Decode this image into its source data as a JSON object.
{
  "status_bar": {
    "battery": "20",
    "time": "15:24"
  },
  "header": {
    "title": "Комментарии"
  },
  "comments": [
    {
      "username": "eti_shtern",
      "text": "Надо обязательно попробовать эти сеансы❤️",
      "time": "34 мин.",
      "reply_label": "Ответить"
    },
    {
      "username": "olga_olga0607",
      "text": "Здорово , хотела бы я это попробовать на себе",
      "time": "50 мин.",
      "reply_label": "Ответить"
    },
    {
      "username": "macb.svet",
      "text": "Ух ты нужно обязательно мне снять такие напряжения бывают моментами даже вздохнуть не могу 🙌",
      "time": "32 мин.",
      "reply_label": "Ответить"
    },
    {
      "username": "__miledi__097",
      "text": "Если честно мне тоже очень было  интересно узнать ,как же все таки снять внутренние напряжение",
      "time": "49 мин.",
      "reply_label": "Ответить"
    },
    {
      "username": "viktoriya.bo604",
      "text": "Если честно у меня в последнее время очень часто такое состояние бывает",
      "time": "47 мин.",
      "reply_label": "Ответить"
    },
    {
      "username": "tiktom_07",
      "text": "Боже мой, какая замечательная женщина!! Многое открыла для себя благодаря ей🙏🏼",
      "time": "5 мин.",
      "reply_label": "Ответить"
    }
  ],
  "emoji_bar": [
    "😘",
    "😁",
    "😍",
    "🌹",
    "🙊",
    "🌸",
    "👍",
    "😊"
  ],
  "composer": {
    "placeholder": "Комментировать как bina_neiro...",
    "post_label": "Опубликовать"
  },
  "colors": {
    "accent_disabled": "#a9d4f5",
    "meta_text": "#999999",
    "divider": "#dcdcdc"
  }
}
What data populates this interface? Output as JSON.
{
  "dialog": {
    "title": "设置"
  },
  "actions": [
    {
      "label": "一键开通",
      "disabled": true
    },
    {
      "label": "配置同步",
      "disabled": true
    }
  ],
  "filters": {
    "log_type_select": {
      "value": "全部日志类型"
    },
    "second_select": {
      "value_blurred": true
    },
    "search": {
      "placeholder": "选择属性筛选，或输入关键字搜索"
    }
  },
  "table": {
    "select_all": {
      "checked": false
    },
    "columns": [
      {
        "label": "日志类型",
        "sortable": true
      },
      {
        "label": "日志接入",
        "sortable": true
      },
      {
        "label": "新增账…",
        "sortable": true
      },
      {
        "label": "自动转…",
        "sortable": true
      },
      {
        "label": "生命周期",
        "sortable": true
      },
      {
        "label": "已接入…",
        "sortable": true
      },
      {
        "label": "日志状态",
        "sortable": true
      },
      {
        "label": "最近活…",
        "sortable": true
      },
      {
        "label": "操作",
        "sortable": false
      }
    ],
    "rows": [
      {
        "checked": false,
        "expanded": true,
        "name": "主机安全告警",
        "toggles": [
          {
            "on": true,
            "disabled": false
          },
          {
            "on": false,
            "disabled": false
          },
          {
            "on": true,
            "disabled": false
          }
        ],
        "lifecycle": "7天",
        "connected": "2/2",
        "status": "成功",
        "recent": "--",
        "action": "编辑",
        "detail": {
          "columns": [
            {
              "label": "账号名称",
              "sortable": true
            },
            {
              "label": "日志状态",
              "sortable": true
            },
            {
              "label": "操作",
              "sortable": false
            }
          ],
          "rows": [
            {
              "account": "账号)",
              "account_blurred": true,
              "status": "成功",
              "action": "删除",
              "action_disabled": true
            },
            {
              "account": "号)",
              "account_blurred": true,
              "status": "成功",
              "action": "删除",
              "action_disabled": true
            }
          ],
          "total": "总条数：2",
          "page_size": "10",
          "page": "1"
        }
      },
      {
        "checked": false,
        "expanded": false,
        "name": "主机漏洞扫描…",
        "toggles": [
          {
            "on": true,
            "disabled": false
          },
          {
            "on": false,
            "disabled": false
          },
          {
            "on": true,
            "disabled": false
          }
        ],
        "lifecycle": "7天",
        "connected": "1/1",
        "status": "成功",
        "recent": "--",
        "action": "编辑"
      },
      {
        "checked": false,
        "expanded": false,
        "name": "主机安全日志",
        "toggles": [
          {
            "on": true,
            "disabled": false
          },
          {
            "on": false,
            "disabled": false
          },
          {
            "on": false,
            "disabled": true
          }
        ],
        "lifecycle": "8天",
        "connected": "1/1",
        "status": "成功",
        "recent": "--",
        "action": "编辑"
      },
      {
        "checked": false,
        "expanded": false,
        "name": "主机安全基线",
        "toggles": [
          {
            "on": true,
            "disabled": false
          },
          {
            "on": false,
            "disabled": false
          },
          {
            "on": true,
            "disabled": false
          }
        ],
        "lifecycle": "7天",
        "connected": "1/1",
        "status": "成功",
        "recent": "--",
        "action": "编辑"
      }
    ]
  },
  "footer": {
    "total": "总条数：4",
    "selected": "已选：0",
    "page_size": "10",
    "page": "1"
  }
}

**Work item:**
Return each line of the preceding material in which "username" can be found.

**Solution:**
      "username": "eti_shtern",
      "username": "olga_olga0607",
      "username": "macb.svet",
      "username": "__miledi__097",
      "username": "viktoriya.bo604",
      "username": "tiktom_07",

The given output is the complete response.